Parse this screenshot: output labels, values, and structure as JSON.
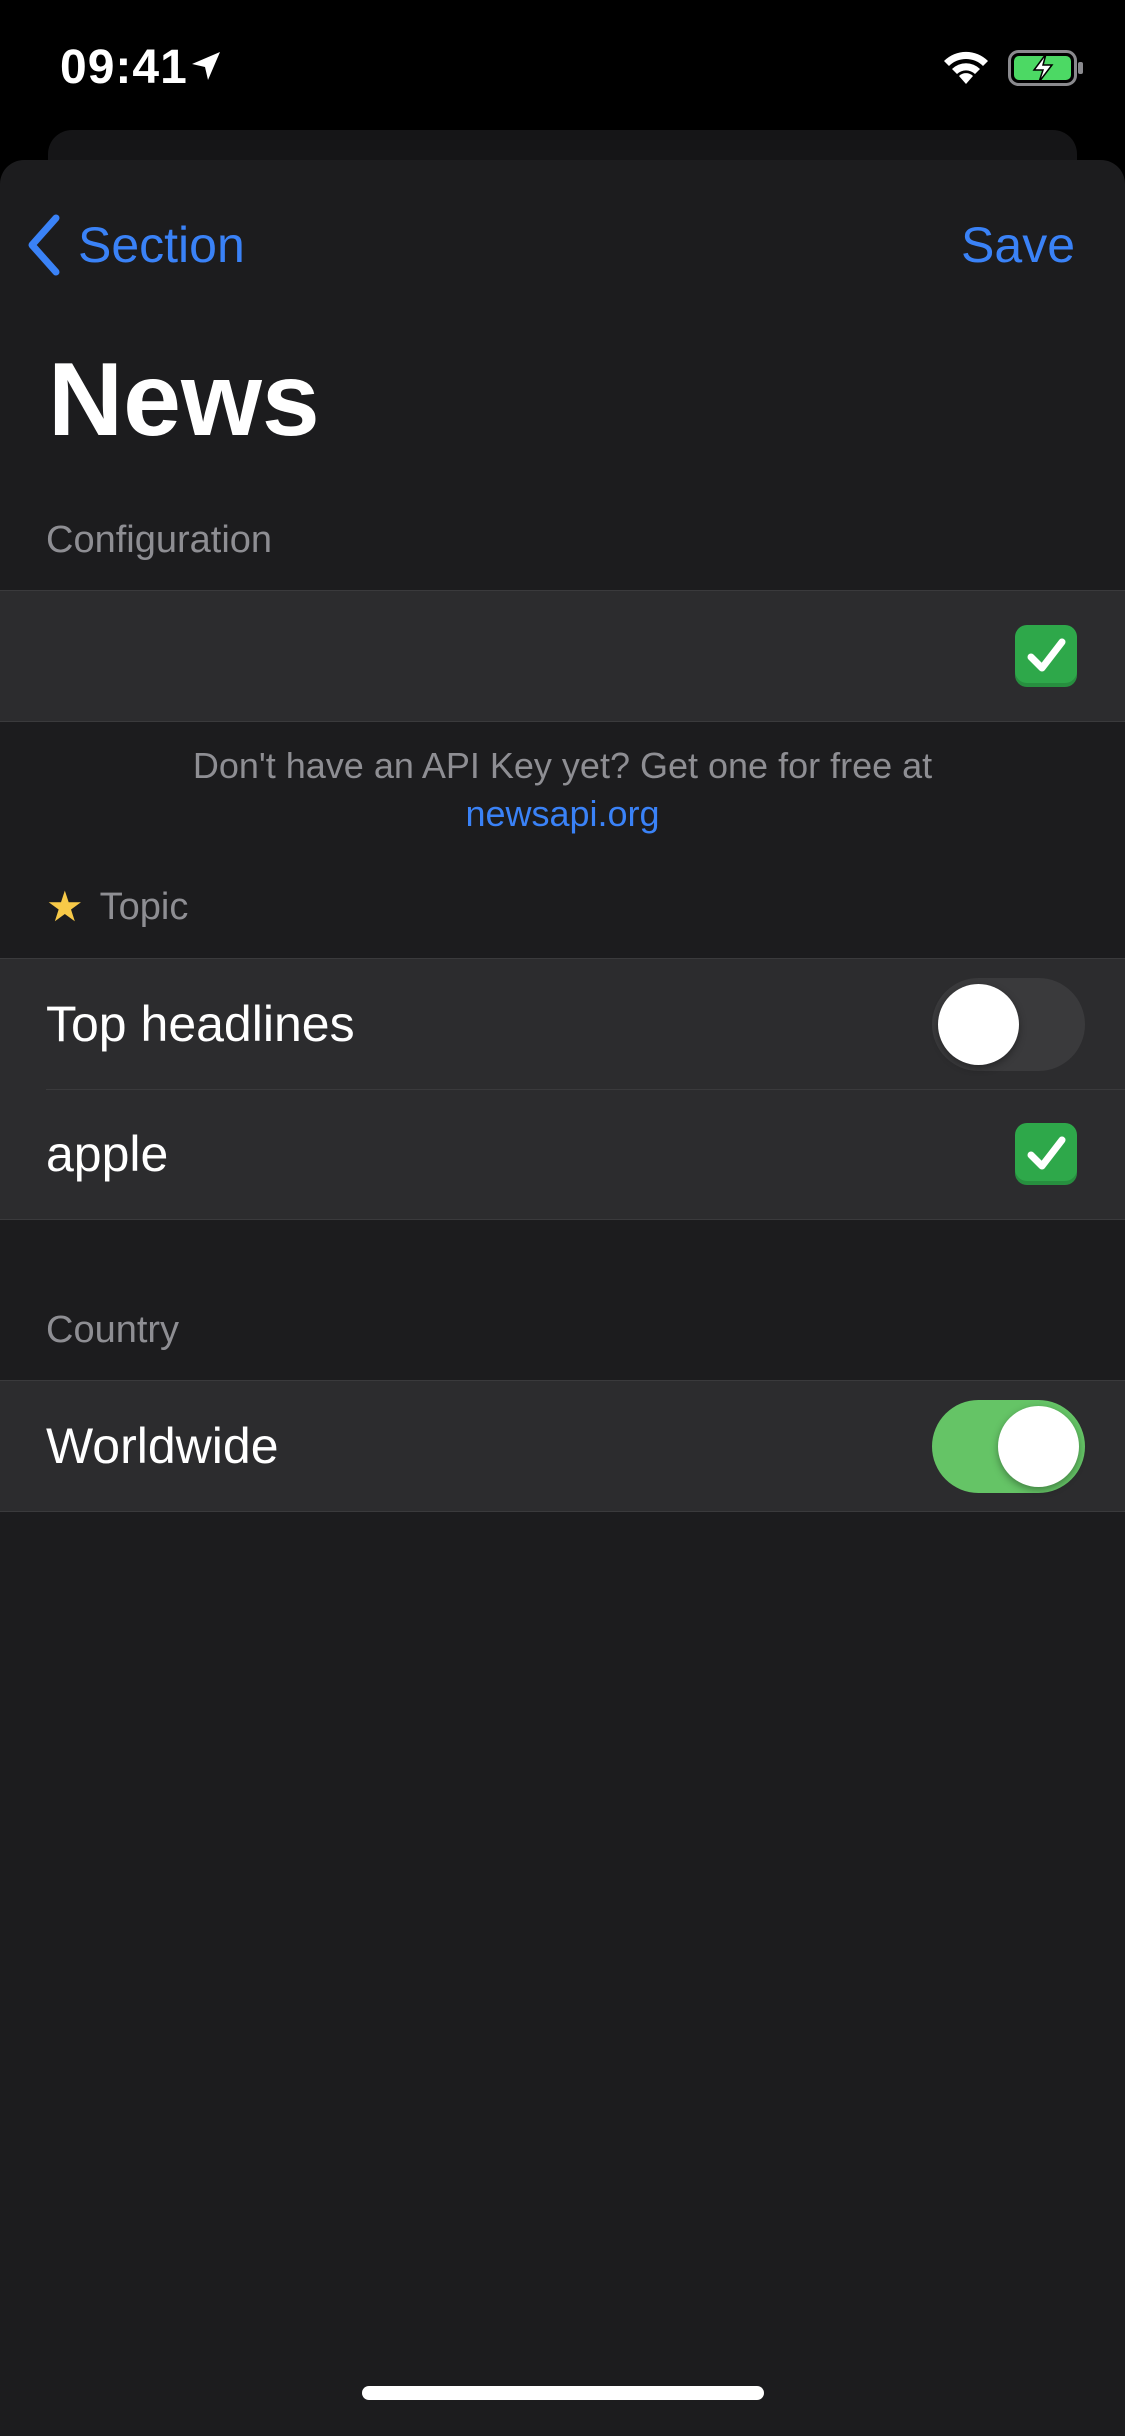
{
  "status_bar": {
    "time": "09:41",
    "icons": [
      "location-arrow-icon",
      "wifi-icon",
      "battery-charging-icon"
    ]
  },
  "nav": {
    "back_label": "Section",
    "save_label": "Save",
    "title": "News"
  },
  "configuration": {
    "header": "Configuration",
    "api_key_value": "",
    "api_key_valid_icon": "check-mark-button-icon",
    "footer_text": "Don't have an API Key yet? Get one for free at",
    "footer_link": "newsapi.org"
  },
  "topic": {
    "header_icon": "star-icon",
    "header": "Topic",
    "rows": [
      {
        "label": "Top headlines",
        "toggle": false
      },
      {
        "label": "apple",
        "icon": "check-mark-button-icon"
      }
    ]
  },
  "country": {
    "header": "Country",
    "rows": [
      {
        "label": "Worldwide",
        "toggle": true
      }
    ]
  },
  "colors": {
    "accent": "#3a82f7",
    "background": "#1c1c1e",
    "cell": "#2c2c2e",
    "toggle_on": "#65c466",
    "check_green": "#2ea84a"
  }
}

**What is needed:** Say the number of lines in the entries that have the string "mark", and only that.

**Response to the exercise:** 2